## Dataset rows describing interfaces
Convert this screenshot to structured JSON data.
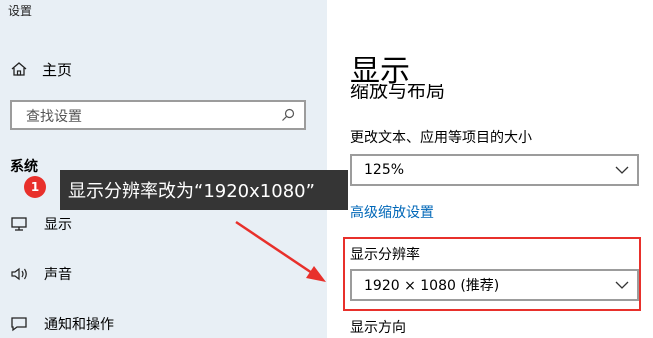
{
  "window": {
    "title": "设置"
  },
  "sidebar": {
    "home_label": "主页",
    "search_placeholder": "查找设置",
    "section_title": "系统",
    "items": [
      {
        "label": "显示",
        "icon": "monitor-icon"
      },
      {
        "label": "声音",
        "icon": "speaker-icon"
      },
      {
        "label": "通知和操作",
        "icon": "message-icon"
      }
    ]
  },
  "annotation": {
    "step_number": "1",
    "tooltip_text": "显示分辨率改为“1920x1080”",
    "color": "#e8302b"
  },
  "main": {
    "title": "显示",
    "partial_heading": "缩放与布局",
    "scale_label": "更改文本、应用等项目的大小",
    "scale_value": "125%",
    "advanced_link": "高级缩放设置",
    "resolution_label": "显示分辨率",
    "resolution_value": "1920 × 1080 (推荐)",
    "orientation_label": "显示方向"
  },
  "colors": {
    "sidebar_bg": "#e8eff5",
    "link": "#0067b8",
    "highlight": "#e8302b",
    "tooltip_bg": "#353535"
  }
}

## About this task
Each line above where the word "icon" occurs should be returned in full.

## Task solution
        "icon": "monitor-icon"
        "icon": "speaker-icon"
        "icon": "message-icon"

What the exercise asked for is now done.